### AIM OF THE EXERCISE
Every line containing "title" should be copied out. Go through the entries and find them.

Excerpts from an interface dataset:
--- START ---

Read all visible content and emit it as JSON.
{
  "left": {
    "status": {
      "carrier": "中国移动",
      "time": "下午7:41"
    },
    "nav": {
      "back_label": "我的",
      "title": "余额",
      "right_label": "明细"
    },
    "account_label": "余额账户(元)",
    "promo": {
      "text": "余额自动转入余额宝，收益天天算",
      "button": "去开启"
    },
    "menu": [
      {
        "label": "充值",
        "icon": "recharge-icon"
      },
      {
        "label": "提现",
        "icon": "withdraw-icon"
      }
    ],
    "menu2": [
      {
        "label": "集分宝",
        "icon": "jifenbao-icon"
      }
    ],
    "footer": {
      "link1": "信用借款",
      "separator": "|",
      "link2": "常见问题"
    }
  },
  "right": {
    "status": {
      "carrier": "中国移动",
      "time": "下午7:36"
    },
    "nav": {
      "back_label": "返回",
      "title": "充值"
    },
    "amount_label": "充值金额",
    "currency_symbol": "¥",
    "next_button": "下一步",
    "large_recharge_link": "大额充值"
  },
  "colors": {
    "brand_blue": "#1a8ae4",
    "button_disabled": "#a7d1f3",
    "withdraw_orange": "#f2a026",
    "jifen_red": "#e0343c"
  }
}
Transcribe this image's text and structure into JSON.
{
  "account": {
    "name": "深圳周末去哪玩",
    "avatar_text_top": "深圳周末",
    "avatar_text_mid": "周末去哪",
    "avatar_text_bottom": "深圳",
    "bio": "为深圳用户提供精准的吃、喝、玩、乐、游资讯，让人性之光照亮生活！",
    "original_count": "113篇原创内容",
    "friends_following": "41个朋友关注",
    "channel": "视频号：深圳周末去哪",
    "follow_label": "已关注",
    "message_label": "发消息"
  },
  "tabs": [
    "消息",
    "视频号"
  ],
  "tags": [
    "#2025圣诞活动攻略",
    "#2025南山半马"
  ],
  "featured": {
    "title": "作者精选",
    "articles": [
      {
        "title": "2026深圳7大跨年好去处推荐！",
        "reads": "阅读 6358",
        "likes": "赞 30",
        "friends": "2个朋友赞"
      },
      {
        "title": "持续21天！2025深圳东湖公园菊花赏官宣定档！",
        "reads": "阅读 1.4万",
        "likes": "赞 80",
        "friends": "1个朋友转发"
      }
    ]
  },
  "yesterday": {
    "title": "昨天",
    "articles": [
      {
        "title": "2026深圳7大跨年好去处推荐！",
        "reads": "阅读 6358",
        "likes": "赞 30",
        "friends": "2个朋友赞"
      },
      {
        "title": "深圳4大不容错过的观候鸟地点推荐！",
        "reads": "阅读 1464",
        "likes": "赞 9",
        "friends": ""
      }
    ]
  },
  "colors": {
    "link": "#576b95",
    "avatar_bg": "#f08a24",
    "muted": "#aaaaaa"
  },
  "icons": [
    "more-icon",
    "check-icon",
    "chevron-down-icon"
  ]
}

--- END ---

### RESPONSE TO THIS TASK
      "title": "余额",
      "title": "充值"
    "title": "作者精选",
        "title": "2026深圳7大跨年好去处推荐！",
        "title": "持续21天！2025深圳东湖公园菊花赏官宣定档！",
    "title": "昨天",
        "title": "2026深圳7大跨年好去处推荐！",
        "title": "深圳4大不容错过的观候鸟地点推荐！",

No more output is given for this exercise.